In contrast, changes from grasslands and meadows to few-family houses and from arable land to manufacturing and service infrastructure were projected to continue increasing. In general, built-up areas were projected to continue to increase Fig. While grasslands and meadows showed an accelerating decrease, the decrease in arable land, as well as orchards, vineyards and horticulture, decelerating considerably compared with in the past Fig.

Spatial arrangement of aggregated land use categories in time steps of 24 years. Note the increase in urban area around existing city centers and in the valley bottoms of the Western Alps. Distinct differences in the changes were projected for the individual biogeographic regions see standard deviations in Fig.

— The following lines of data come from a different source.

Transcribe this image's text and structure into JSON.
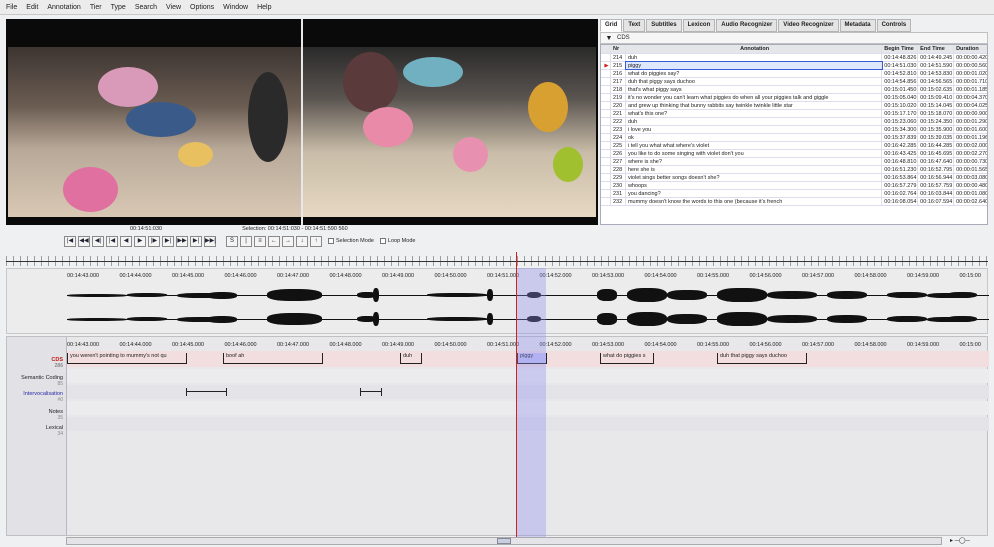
{
  "menu": [
    "File",
    "Edit",
    "Annotation",
    "Tier",
    "Type",
    "Search",
    "View",
    "Options",
    "Window",
    "Help"
  ],
  "tabs": [
    "Grid",
    "Text",
    "Subtitles",
    "Lexicon",
    "Audio Recognizer",
    "Video Recognizer",
    "Metadata",
    "Controls"
  ],
  "grid": {
    "tier": "CDS",
    "headers": [
      "Nr",
      "Annotation",
      "Begin Time",
      "End Time",
      "Duration"
    ],
    "rows": [
      {
        "nr": "214",
        "ann": "duh",
        "bt": "00:14:48.826",
        "et": "00:14:49.245",
        "dur": "00:00:00.420"
      },
      {
        "nr": "215",
        "ann": "piggy",
        "bt": "00:14:51.030",
        "et": "00:14:51.590",
        "dur": "00:00:00.560",
        "selected": true
      },
      {
        "nr": "216",
        "ann": "what do piggies say?",
        "bt": "00:14:52.810",
        "et": "00:14:53.830",
        "dur": "00:00:01.020"
      },
      {
        "nr": "217",
        "ann": "duh that piggy says duchoo",
        "bt": "00:14:54.856",
        "et": "00:14:56.565",
        "dur": "00:00:01.710"
      },
      {
        "nr": "218",
        "ann": "that's what piggy says",
        "bt": "00:15:01.450",
        "et": "00:15:02.635",
        "dur": "00:00:01.185"
      },
      {
        "nr": "219",
        "ann": "it's no wonder you can't learn what piggies do when all your piggies talk and giggle",
        "bt": "00:15:05.040",
        "et": "00:15:09.410",
        "dur": "00:00:04.370"
      },
      {
        "nr": "220",
        "ann": "and grew up thinking that bunny rabbits say twinkle twinkle little star",
        "bt": "00:15:10.020",
        "et": "00:15:14.045",
        "dur": "00:00:04.025"
      },
      {
        "nr": "221",
        "ann": "what's this one?",
        "bt": "00:15:17.170",
        "et": "00:15:18.070",
        "dur": "00:00:00.900"
      },
      {
        "nr": "222",
        "ann": "duh",
        "bt": "00:15:23.060",
        "et": "00:15:24.350",
        "dur": "00:00:01.290"
      },
      {
        "nr": "223",
        "ann": "i love you",
        "bt": "00:15:34.300",
        "et": "00:15:35.900",
        "dur": "00:00:01.600"
      },
      {
        "nr": "224",
        "ann": "ok",
        "bt": "00:15:37.839",
        "et": "00:15:39.035",
        "dur": "00:00:01.196"
      },
      {
        "nr": "225",
        "ann": "i tell you what what where's violet",
        "bt": "00:16:42.285",
        "et": "00:16:44.285",
        "dur": "00:00:02.000"
      },
      {
        "nr": "226",
        "ann": "you like to do some singing with violet don't you",
        "bt": "00:16:43.425",
        "et": "00:16:45.695",
        "dur": "00:00:02.270"
      },
      {
        "nr": "227",
        "ann": "where is she?",
        "bt": "00:16:48.810",
        "et": "00:16:47.640",
        "dur": "00:00:00.730"
      },
      {
        "nr": "228",
        "ann": "here she is",
        "bt": "00:16:51.230",
        "et": "00:16:52.795",
        "dur": "00:00:01.565"
      },
      {
        "nr": "229",
        "ann": "violet sings better songs doesn't she?",
        "bt": "00:16:53.864",
        "et": "00:16:56.944",
        "dur": "00:00:03.080"
      },
      {
        "nr": "230",
        "ann": "whoops",
        "bt": "00:16:57.279",
        "et": "00:16:57.759",
        "dur": "00:00:00.480"
      },
      {
        "nr": "231",
        "ann": "you dancing?",
        "bt": "00:16:02.764",
        "et": "00:16:03.844",
        "dur": "00:00:01.080"
      },
      {
        "nr": "232",
        "ann": "mummy doesn't know the words to this one (because it's french",
        "bt": "00:16:08.054",
        "et": "00:16:07.594",
        "dur": "00:00:02.640"
      }
    ]
  },
  "transport": {
    "time_left": "00:14:51:030",
    "selection": "Selection: 00:14:51:030 - 00:14:51:590  560",
    "buttons": [
      "|◀",
      "◀◀",
      "◀|",
      "|◀",
      "◀",
      "▶",
      "|▶",
      "▶|",
      "▶▶",
      "▶|",
      "▶▶|"
    ],
    "buttons2": [
      "S",
      "|",
      "≡",
      "←",
      "→",
      "↓",
      "↑"
    ],
    "selection_mode": "Selection Mode",
    "loop_mode": "Loop Mode"
  },
  "ruler_ticks": [
    "00:14:43.000",
    "00:14:44.000",
    "00:14:45.000",
    "00:14:46.000",
    "00:14:47.000",
    "00:14:48.000",
    "00:14:49.000",
    "00:14:50.000",
    "00:14:51.000",
    "00:14:52.000",
    "00:14:53.000",
    "00:14:54.000",
    "00:14:55.000",
    "00:14:56.000",
    "00:14:57.000",
    "00:14:58.000",
    "00:14:59.000",
    "00:15:00"
  ],
  "tiers": {
    "names": [
      {
        "label": "CDS",
        "count": "286",
        "active": true
      },
      {
        "label": "Semantic Coding",
        "count": "85"
      },
      {
        "label": "Intervocalisation",
        "count": "#0",
        "iv": true
      },
      {
        "label": "Notes",
        "count": "35"
      },
      {
        "label": "Lexical",
        "count": "34"
      }
    ],
    "cds_segments": [
      "you weren't pointing to mummy's not qu",
      "boof ah",
      "duh",
      "piggy",
      "what do piggies s",
      "duh that piggy says duchoo"
    ]
  }
}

The most prominent projected changes happened on the Plateau, where the built-up area was projected to encroach further into the lowland agricultural areas, and in the Western Central Alps, where an immense increase in urban area, largely containing few-family houses and manufacturing and service infrastructure, was projected. Orchards, vineyards and horticulture were projected to disappear in the Western Central Alps with accelerating speed, while forests were projected to shift upward in elevation Fig.

Average change in relative covered area for each land use category. The changes are for across all six biogeographic regions and all four year time periods. Error bars indicate the standard deviation across the regions. Clear distinctions between urban and non-urban areas are recognizable in the current distribution of the provisioning of housing, jobs and recreation. Differences are more prominent between the lowland and the alpine regions of Switzerland for biodiversity, reared animals and hazard protection.

Crop production occurs mostly in the lowlands. According to our formula, forest patches in the lowlands provide more forest products than those in the alpine regions.